SW: Working full time in the industry, do you still have time to enjoy TV and movies? If so, which ones do you enjoy the most?
RP: Absolutely. I loved 21 Jump Street recently. Last year I loved Midnight in Paris and I thought Drive was incredible. Really looking forward to this summer’s Oliver Stone movie, Savages. It could be awesome, or just a shlocky flop, but I’m in. And of course, I’m dying to see The Dark Knight Rises. On the TV end, I love Breaking Bad. If you haven’t watched that, go get all four seasons and lock yourself in a room for four days and watch. It’s some of the best story telling in the modern era, I think. Love New Girl and Modern Family. Boss on Starz is fantastic. I’m currently writing on Sons of Anarchy, which I think (unbiased opinion here) is also fantastic. Girls and Game of Thrones on HBO are guilty pleasures, though they can get silly at times. Really looking forward to The Newsroom and House of Cards.
SW: Any advice to industry hopefuls?

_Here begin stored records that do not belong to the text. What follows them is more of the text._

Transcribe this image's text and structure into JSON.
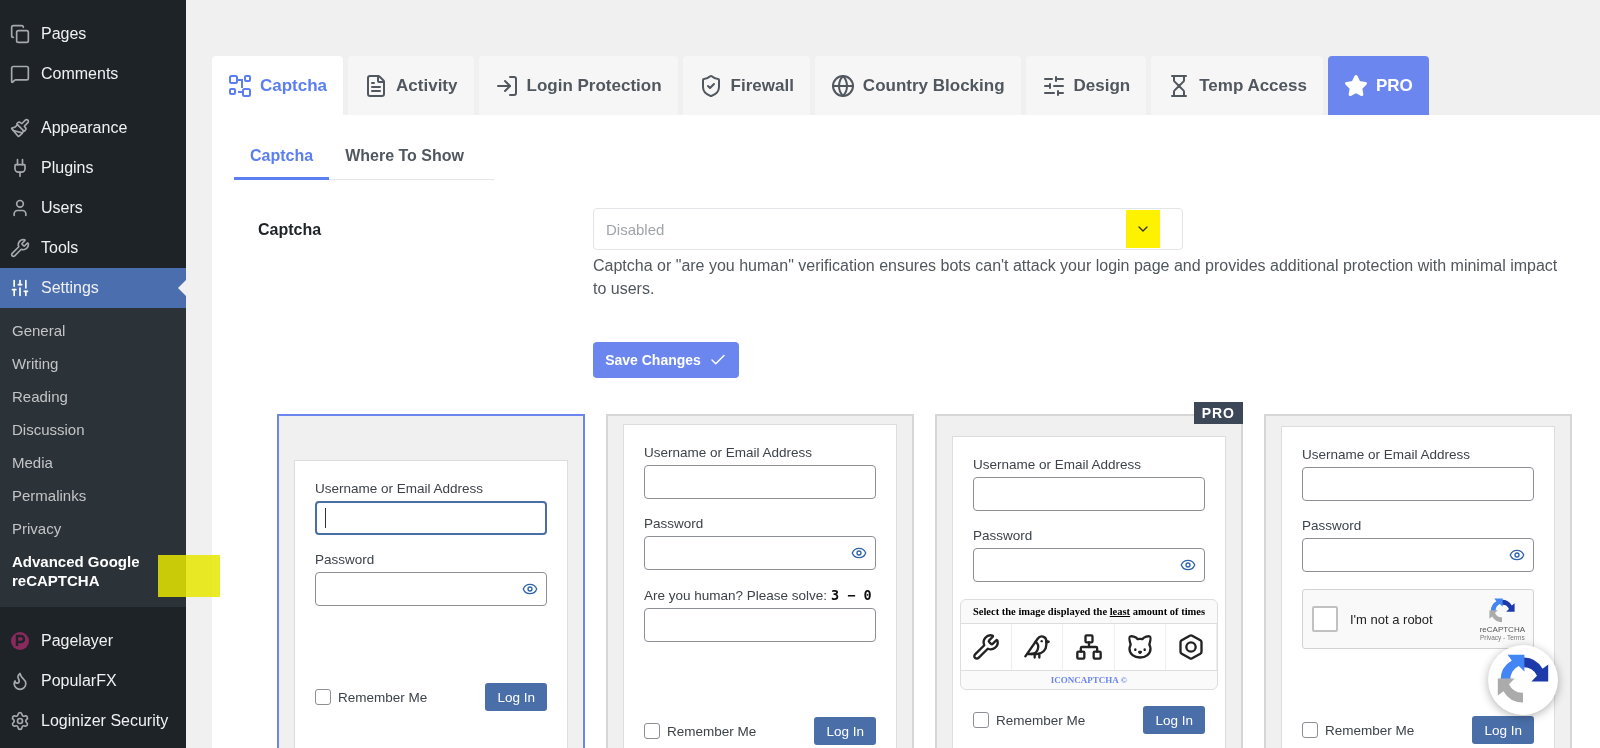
{
  "sidebar": {
    "groups": [
      [
        {
          "label": "Pages",
          "selected": false
        },
        {
          "label": "Comments",
          "selected": false
        }
      ],
      [
        {
          "label": "Appearance",
          "selected": false
        },
        {
          "label": "Plugins",
          "selected": false
        },
        {
          "label": "Users",
          "selected": false
        },
        {
          "label": "Tools",
          "selected": false
        },
        {
          "label": "Settings",
          "selected": true,
          "children": [
            {
              "label": "General",
              "selected": false
            },
            {
              "label": "Writing",
              "selected": false
            },
            {
              "label": "Reading",
              "selected": false
            },
            {
              "label": "Discussion",
              "selected": false
            },
            {
              "label": "Media",
              "selected": false
            },
            {
              "label": "Permalinks",
              "selected": false
            },
            {
              "label": "Privacy",
              "selected": false
            },
            {
              "label": "Advanced Google reCAPTCHA",
              "selected": true
            }
          ]
        }
      ],
      [
        {
          "label": "Pagelayer",
          "selected": false
        },
        {
          "label": "PopularFX",
          "selected": false
        },
        {
          "label": "Loginizer Security",
          "selected": false
        }
      ]
    ]
  },
  "tabs": [
    {
      "label": "Captcha",
      "kind": "normal",
      "selected": true
    },
    {
      "label": "Activity",
      "kind": "normal",
      "selected": false
    },
    {
      "label": "Login Protection",
      "kind": "normal",
      "selected": false
    },
    {
      "label": "Firewall",
      "kind": "normal",
      "selected": false
    },
    {
      "label": "Country Blocking",
      "kind": "normal",
      "selected": false
    },
    {
      "label": "Design",
      "kind": "normal",
      "selected": false
    },
    {
      "label": "Temp Access",
      "kind": "normal",
      "selected": false
    },
    {
      "label": "PRO",
      "kind": "pro",
      "selected": false
    }
  ],
  "subtabs": [
    {
      "label": "Captcha",
      "selected": true
    },
    {
      "label": "Where To Show",
      "selected": false
    }
  ],
  "setting": {
    "label": "Captcha",
    "select": {
      "value": "Disabled"
    },
    "description": "Captcha or \"are you human\" verification ensures bots can't attack your login page and provides additional protection with minimal impact to users."
  },
  "save_button": "Save Changes",
  "cards": [
    {
      "kind": "plain",
      "selected": true,
      "username_label": "Username or Email Address",
      "username_focused": true,
      "password_label": "Password",
      "remember_label": "Remember Me",
      "remember_checked": false,
      "login_button": "Log In"
    },
    {
      "kind": "math",
      "selected": false,
      "username_label": "Username or Email Address",
      "username_focused": false,
      "password_label": "Password",
      "question": "Are you human? Please solve:",
      "equation": "3 − 0",
      "remember_label": "Remember Me",
      "remember_checked": false,
      "login_button": "Log In"
    },
    {
      "kind": "icon",
      "selected": false,
      "badge": "PRO",
      "username_label": "Username or Email Address",
      "username_focused": false,
      "password_label": "Password",
      "heading": "Select the image displayed the **least** amount of times",
      "footer": "ICONCAPTCHA ©",
      "remember_label": "Remember Me",
      "remember_checked": false,
      "login_button": "Log In"
    },
    {
      "kind": "recaptcha",
      "selected": false,
      "username_label": "Username or Email Address",
      "username_focused": false,
      "password_label": "Password",
      "robot_label": "I'm not a robot",
      "robot_checked": false,
      "brand": "reCAPTCHA",
      "links": "Privacy - Terms",
      "remember_label": "Remember Me",
      "remember_checked": false,
      "login_button": "Log In"
    }
  ]
}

RP: Invest in yourself fully. It never makes sense to do this and there is general a more immediate offer available. But take time and give yourself a chance to prove yourself. Take risks. Show up for work everyday. Be prepared. Do your homework. Be patient. Be brutally honest with yourself, but also be kind. I’ve learned that most of the time you can be your own worst enemy or your own best ally. You want the latter. Constantly asses your progress and where you want your next steps to be. Stay focused. Do what feels right to you. And practice your craft daily.